# [Activity]
Which lines below contain "icon"? Pull them out.

BEGIN Exercise inputs

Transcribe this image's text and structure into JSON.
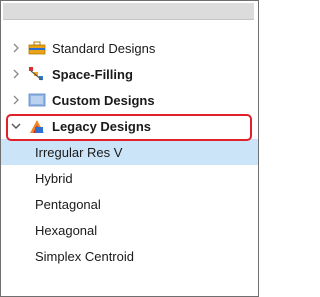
{
  "tree": {
    "parents": [
      {
        "label": "Standard Designs",
        "expanded": false,
        "icon": "toolbox-icon"
      },
      {
        "label": "Space-Filling",
        "expanded": false,
        "icon": "space-filling-icon"
      },
      {
        "label": "Custom Designs",
        "expanded": false,
        "icon": "custom-design-icon"
      },
      {
        "label": "Legacy Designs",
        "expanded": true,
        "icon": "legacy-design-icon"
      }
    ],
    "children": [
      {
        "label": "Irregular Res V",
        "selected": true
      },
      {
        "label": "Hybrid",
        "selected": false
      },
      {
        "label": "Pentagonal",
        "selected": false
      },
      {
        "label": "Hexagonal",
        "selected": false
      },
      {
        "label": "Simplex Centroid",
        "selected": false
      }
    ]
  },
  "colors": {
    "selection": "#cce4f7",
    "highlight_border": "#e0202a"
  }
}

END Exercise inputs

# [Finished exercise]
        "icon": "toolbox-icon"
        "icon": "space-filling-icon"
        "icon": "custom-design-icon"
        "icon": "legacy-design-icon"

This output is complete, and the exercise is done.